Interpretive Summary: U.S. adults commonly use daily zinc supplements. In the short-term, the more zinc is consumed, the more is absorbed. This study was conducted to learn if people adapt after several weeks to decrease the amount of zinc absorbed. Sixteen healthy postmenopausal women consumed a controlled, low-zinc diet (3-6 mg/d) supplemented daily with moderate to high doses of zinc (9, 27, or 42 mg Zn/d) for 22 wks. Their total zinc absorption was measured at 0, 8, and 16 wks. The women whose diets were supplemented with 9 mg/d absorbed about 5 mg per day throughout the study. In contrast, the women supplemented with the 27 or 42 mg Zn/d absorbed about twice this much initially, but their absorption of zinc continually decreased, so that absorption differences between the women were statistically insignificant by 8 weeks and were negligible by 16 weeks, with all women absorbing approximately 5 mg/d. Plasma zinc increased with doses of 27 mg/d and 42 mg/d but not with 9 mg/d. Zinc supplementation did not affect copper status or blood lipid measurements. In conclusion, healthy postmenopausal women adapt to finely control zinc absorption so that similar amounts of zinc are absorbed from moderate and high doses.

Technical Abstract: Objective: To determine if human Zn absorption adapts to chronic high Zn intakes. Methods: Zn absorption was measured at 0, 8, and 16 wk in healthy postmenopausal women who consumed controlled diets with ~5 mg Zn from food, supplemented to 14 (n = 6), 32 (n = 3), or 47 (n = 3) mg Zn/d for 22 wk. Zn absorption for 1 day was determined by 65Zn-labeling of meals and whole body scintillation counting. Results: At wk 0, less Zn was absorbed from diets with 14, compared with 32 or 47 mg/d (4.6, 8.7, and 10.3 mg/d, respectively; pooled SE = 0.9; p<0.05). These differences were not apparent at wk 8 (5.4, 5.8, 6.4; NS) and became negligible by wk 16 (5.0, 5.0, 5.1; NS). Plasma Zn concentrations were unaffected. The results are consistent with a saturation response model of Zn absorption.
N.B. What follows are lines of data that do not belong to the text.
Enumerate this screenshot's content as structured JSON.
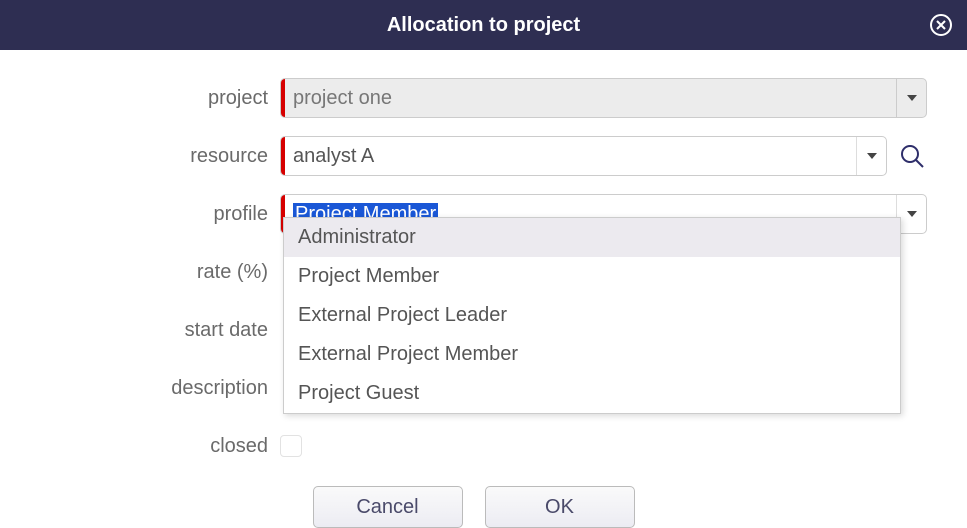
{
  "header": {
    "title": "Allocation to project"
  },
  "labels": {
    "project": "project",
    "resource": "resource",
    "profile": "profile",
    "rate": "rate (%)",
    "start_date": "start date",
    "description": "description",
    "closed": "closed"
  },
  "fields": {
    "project": {
      "value": "project one"
    },
    "resource": {
      "value": "analyst A"
    },
    "profile": {
      "value": "Project Member"
    }
  },
  "profile_options": [
    "Administrator",
    "Project Member",
    "External Project Leader",
    "External Project Member",
    "Project Guest"
  ],
  "buttons": {
    "cancel": "Cancel",
    "ok": "OK"
  }
}
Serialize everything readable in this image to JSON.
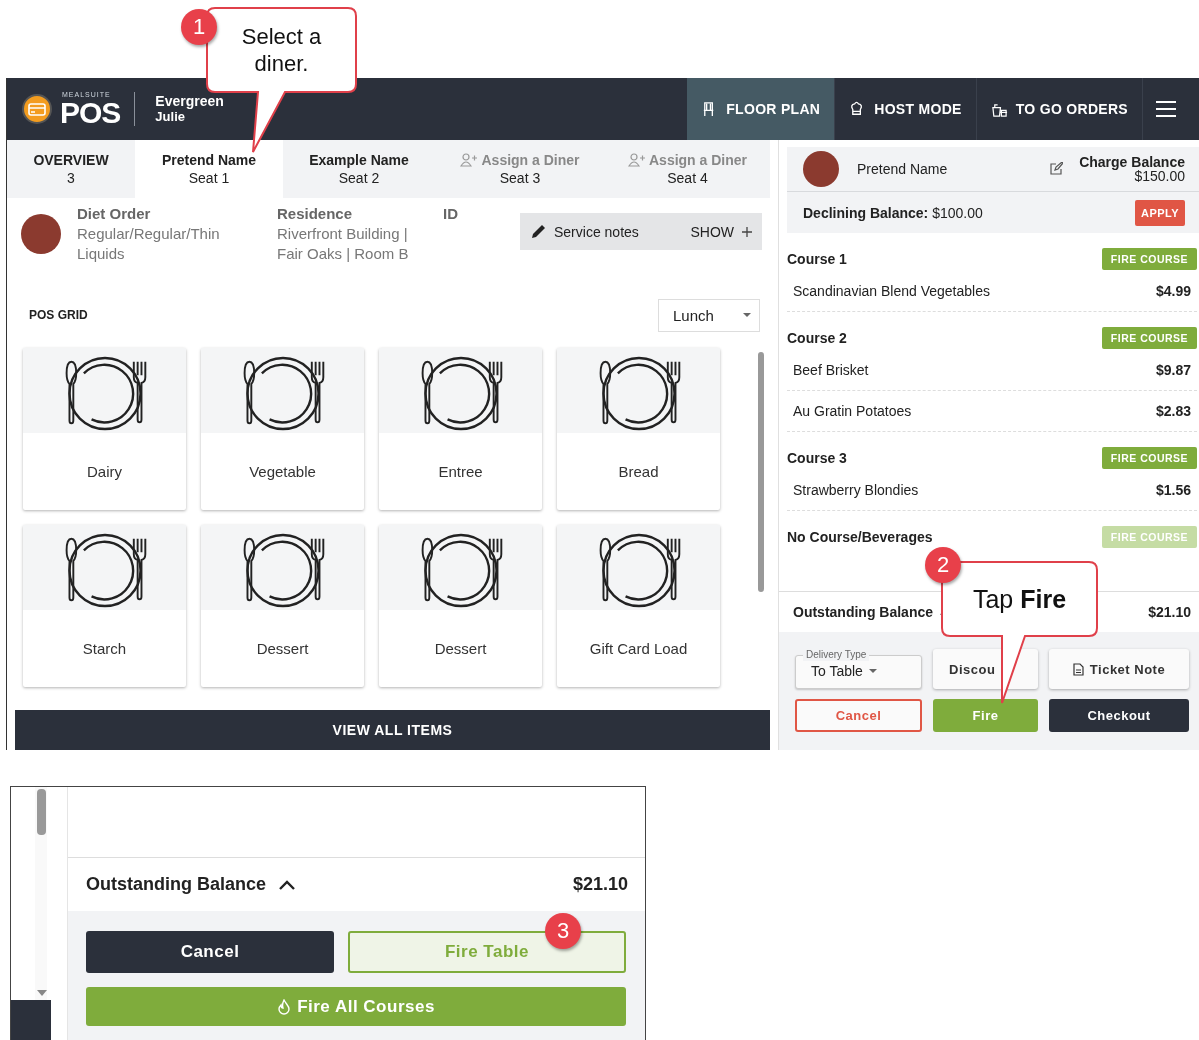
{
  "callouts": [
    {
      "number": "1",
      "text": "Select a diner."
    },
    {
      "number": "2",
      "text": "Tap **Fire**"
    }
  ],
  "header": {
    "brand_small": "MEALSUITE",
    "brand": "POS",
    "location": "Evergreen",
    "user": "Julie",
    "nav": [
      {
        "label": "FLOOR PLAN",
        "selected": true
      },
      {
        "label": "HOST MODE",
        "selected": false
      },
      {
        "label": "TO GO ORDERS",
        "selected": false
      }
    ]
  },
  "seat_tabs": [
    {
      "kind": "overview",
      "title": "OVERVIEW",
      "subtitle": "3",
      "selected": false
    },
    {
      "kind": "diner",
      "title": "Pretend Name",
      "subtitle": "Seat 1",
      "selected": true
    },
    {
      "kind": "diner",
      "title": "Example Name",
      "subtitle": "Seat 2",
      "selected": false
    },
    {
      "kind": "assign",
      "title": "Assign a Diner",
      "subtitle": "Seat 3",
      "selected": false
    },
    {
      "kind": "assign",
      "title": "Assign a Diner",
      "subtitle": "Seat 4",
      "selected": false
    }
  ],
  "diner_info": {
    "fields": [
      {
        "label": "Diet Order",
        "value": "Regular/Regular/Thin Liquids"
      },
      {
        "label": "Residence",
        "value": "Riverfront Building | Fair Oaks | Room B"
      },
      {
        "label": "ID"
      }
    ],
    "service_notes": {
      "label": "Service notes",
      "action": "SHOW"
    }
  },
  "pos_grid": {
    "title": "POS GRID",
    "meal": "Lunch",
    "items": [
      "Dairy",
      "Vegetable",
      "Entree",
      "Bread",
      "Starch",
      "Dessert",
      "Dessert",
      "Gift Card Load"
    ],
    "view_all": "VIEW ALL ITEMS"
  },
  "order": {
    "diner": "Pretend Name",
    "charge_label": "Charge Balance",
    "charge": "$150.00",
    "declining": "**Declining Balance:** $100.00",
    "apply": "APPLY",
    "courses": [
      {
        "name": "Course 1",
        "fire": "FIRE COURSE",
        "disabled": false,
        "items": [
          {
            "name": "Scandinavian Blend Vegetables",
            "price": "$4.99"
          }
        ]
      },
      {
        "name": "Course 2",
        "fire": "FIRE COURSE",
        "disabled": false,
        "items": [
          {
            "name": "Beef Brisket",
            "price": "$9.87"
          },
          {
            "name": "Au Gratin Potatoes",
            "price": "$2.83"
          }
        ]
      },
      {
        "name": "Course 3",
        "fire": "FIRE COURSE",
        "disabled": false,
        "items": [
          {
            "name": "Strawberry Blondies",
            "price": "$1.56"
          }
        ]
      },
      {
        "name": "No Course/Beverages",
        "fire": "FIRE COURSE",
        "disabled": true
      }
    ],
    "outstanding_label": "Outstanding Balance",
    "outstanding": "$21.10",
    "delivery_label": "Delivery Type",
    "delivery": "To Table",
    "buttons": [
      {
        "kind": "secondary",
        "label": "Discou"
      },
      {
        "kind": "note",
        "label": "Ticket Note"
      },
      {
        "kind": "cancel",
        "label": "Cancel"
      },
      {
        "kind": "fire",
        "label": "Fire"
      },
      {
        "kind": "dark",
        "label": "Checkout"
      }
    ]
  },
  "detail": {
    "outstanding_label": "Outstanding Balance",
    "outstanding": "$21.10",
    "badge": "3",
    "buttons": [
      {
        "kind": "dark",
        "label": "Cancel"
      },
      {
        "kind": "fire_table",
        "label": "Fire Table"
      },
      {
        "kind": "fire_all",
        "label": "Fire All Courses"
      }
    ]
  }
}
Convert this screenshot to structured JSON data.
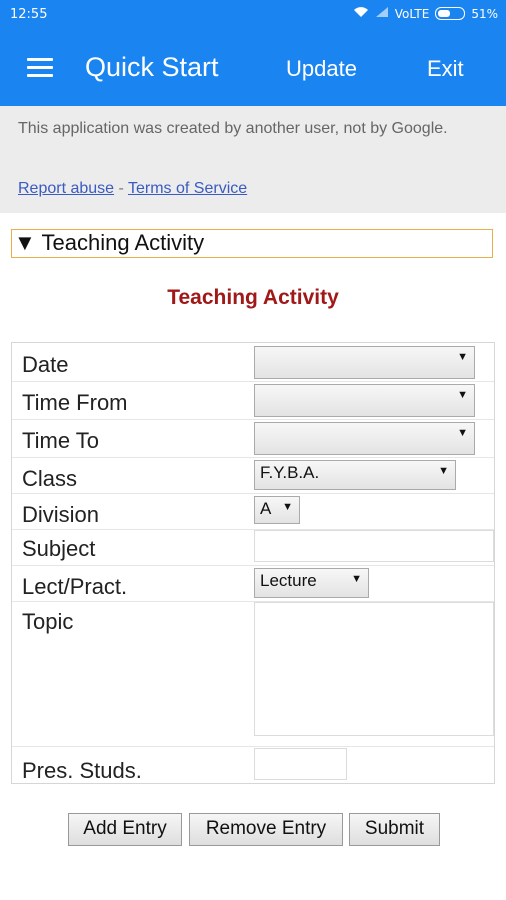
{
  "status_bar": {
    "time": "12:55",
    "network": "VoLTE",
    "battery": "51%"
  },
  "app_bar": {
    "title": "Quick Start",
    "update_label": "Update",
    "exit_label": "Exit"
  },
  "banner": {
    "notice": "This application was created by another user, not by Google.",
    "report_abuse": "Report abuse",
    "separator": "-",
    "terms": "Terms of Service"
  },
  "section": {
    "toggle_label": "▼ Teaching Activity",
    "heading": "Teaching Activity"
  },
  "form": {
    "date_label": "Date",
    "date_value": "",
    "time_from_label": "Time From",
    "time_from_value": "",
    "time_to_label": "Time To",
    "time_to_value": "",
    "class_label": "Class",
    "class_value": "F.Y.B.A.",
    "division_label": "Division",
    "division_value": "A",
    "subject_label": "Subject",
    "subject_value": "",
    "lect_pract_label": "Lect/Pract.",
    "lect_pract_value": "Lecture",
    "topic_label": "Topic",
    "topic_value": "",
    "pres_studs_label": "Pres. Studs.",
    "pres_studs_value": ""
  },
  "buttons": {
    "add_entry": "Add Entry",
    "remove_entry": "Remove Entry",
    "submit": "Submit"
  },
  "colors": {
    "app_bar": "#1a84f0",
    "heading": "#a01818",
    "toggle_border": "#e8b04a"
  }
}
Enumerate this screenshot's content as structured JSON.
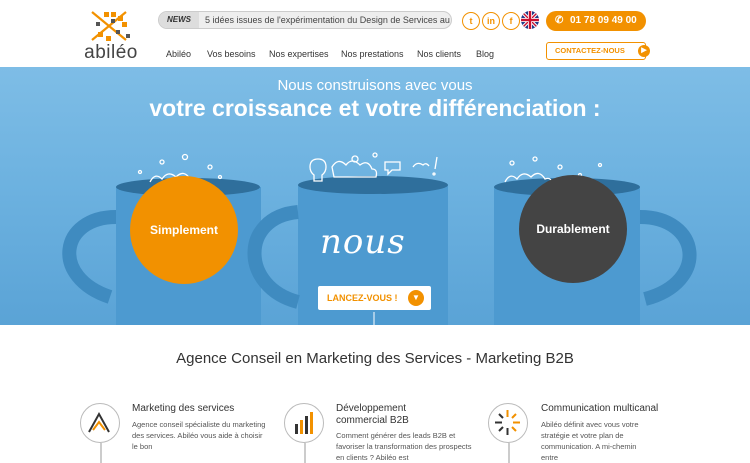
{
  "brand": {
    "logo_text": "abiléo",
    "accent": "#f29100",
    "dark": "#444444",
    "hero_bg": "#6db2e0"
  },
  "news": {
    "tag": "NEWS",
    "text": "5 idées issues de l'expérimentation du Design de Services au"
  },
  "social": [
    {
      "name": "twitter-icon",
      "glyph": "t"
    },
    {
      "name": "linkedin-icon",
      "glyph": "in"
    },
    {
      "name": "facebook-icon",
      "glyph": "f"
    }
  ],
  "phone": {
    "label": "01 78 09 49 00",
    "icon": "phone-icon"
  },
  "nav": [
    {
      "key": "abileo",
      "label": "Abiléo"
    },
    {
      "key": "besoins",
      "label": "Vos besoins"
    },
    {
      "key": "expertises",
      "label": "Nos expertises"
    },
    {
      "key": "prestations",
      "label": "Nos prestations"
    },
    {
      "key": "clients",
      "label": "Nos clients"
    },
    {
      "key": "blog",
      "label": "Blog"
    }
  ],
  "contact": {
    "label": "CONTACTEZ-NOUS"
  },
  "hero": {
    "line1": "Nous construisons avec vous",
    "line2": "votre croissance et votre différenciation :",
    "left_circle": "Simplement",
    "center_word": "nous",
    "right_circle": "Durablement",
    "cta": "LANCEZ-VOUS !"
  },
  "main": {
    "title": "Agence Conseil en Marketing des Services - Marketing B2B",
    "services": [
      {
        "title": "Marketing des services",
        "text": "Agence conseil spécialiste du marketing des services. Abiléo vous aide à choisir le bon",
        "icon": "marketing-icon"
      },
      {
        "title": "Développement commercial B2B",
        "text": "Comment générer des leads B2B et favoriser la transformation des prospects en clients ? Abiléo est",
        "icon": "bar-chart-icon"
      },
      {
        "title": "Communication multicanal",
        "text": "Abiléo définit avec vous votre stratégie et votre plan de communication. A mi-chemin entre",
        "icon": "burst-icon"
      }
    ]
  }
}
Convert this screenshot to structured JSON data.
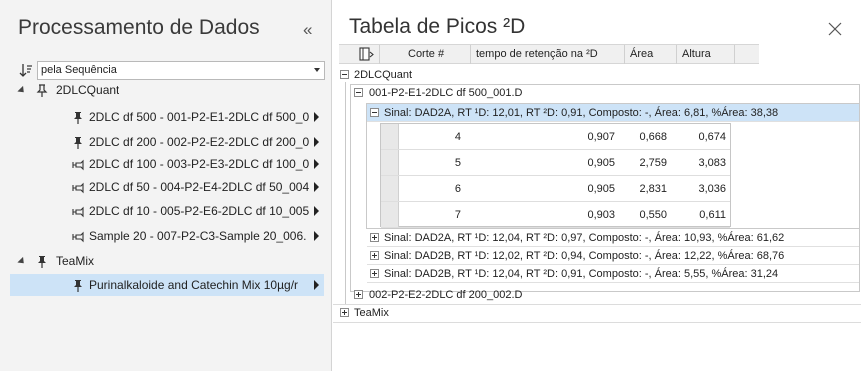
{
  "left_panel": {
    "title": "Processamento de Dados",
    "collapse_glyph": "«",
    "sort": {
      "value": "pela Sequência"
    },
    "tree": [
      {
        "label": "2DLCQuant",
        "level": 0,
        "icon": "pin-outline-icon",
        "expanded": true
      },
      {
        "label": "2DLC df 500 - 001-P2-E1-2DLC df 500_0",
        "level": 1,
        "icon": "pin-filled-icon"
      },
      {
        "label": "2DLC df 200 - 002-P2-E2-2DLC df 200_0",
        "level": 1,
        "icon": "pin-filled-icon"
      },
      {
        "label": "2DLC df 100 - 003-P2-E3-2DLC df 100_0",
        "level": 1,
        "icon": "pin-side-icon"
      },
      {
        "label": "2DLC df 50 - 004-P2-E4-2DLC df 50_004",
        "level": 1,
        "icon": "pin-side-icon"
      },
      {
        "label": "2DLC df 10 - 005-P2-E6-2DLC df 10_005",
        "level": 1,
        "icon": "pin-side-icon"
      },
      {
        "label": "Sample 20 - 007-P2-C3-Sample 20_006.",
        "level": 1,
        "icon": "pin-side-icon"
      },
      {
        "label": "TeaMix",
        "level": 0,
        "icon": "pin-filled-icon",
        "expanded": true
      },
      {
        "label": "Purinalkaloide and Catechin Mix 10µg/r",
        "level": 1,
        "icon": "pin-filled-icon",
        "selected": true
      }
    ]
  },
  "right_panel": {
    "title": "Tabela de Picos ²D",
    "columns": [
      "Corte #",
      "tempo de retenção na ²D",
      "Área",
      "Altura"
    ],
    "groups": {
      "g1": "2DLCQuant",
      "g1_sub1": "001-P2-E1-2DLC df 500_001.D",
      "sig1": "Sinal: DAD2A, RT ¹D: 12,01, RT ²D: 0,91, Composto: -, Área: 6,81, %Área: 38,38",
      "sig2": "Sinal: DAD2A, RT ¹D: 12,04, RT ²D: 0,97, Composto: -, Área: 10,93, %Área: 61,62",
      "sig3": "Sinal: DAD2B, RT ¹D: 12,02, RT ²D: 0,94, Composto: -, Área: 12,22, %Área: 68,76",
      "sig4": "Sinal: DAD2B, RT ¹D: 12,04, RT ²D: 0,91, Composto: -, Área: 5,55, %Área: 31,24",
      "g1_sub2": "002-P2-E2-2DLC df 200_002.D",
      "g2": "TeaMix"
    },
    "rows": [
      {
        "corte": "4",
        "rt": "0,907",
        "area": "0,668",
        "altura": "0,674"
      },
      {
        "corte": "5",
        "rt": "0,905",
        "area": "2,759",
        "altura": "3,083"
      },
      {
        "corte": "6",
        "rt": "0,905",
        "area": "2,831",
        "altura": "3,036"
      },
      {
        "corte": "7",
        "rt": "0,903",
        "area": "0,550",
        "altura": "0,611"
      }
    ]
  }
}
Conclusion: Within several weeks, postmenopausal women biologically adapted to absorb a relatively uniform amount of 5 mg Zn/d when controlled, Zn-supplemented diets supplied consistent Zn intakes between 14 and 47 mg/d.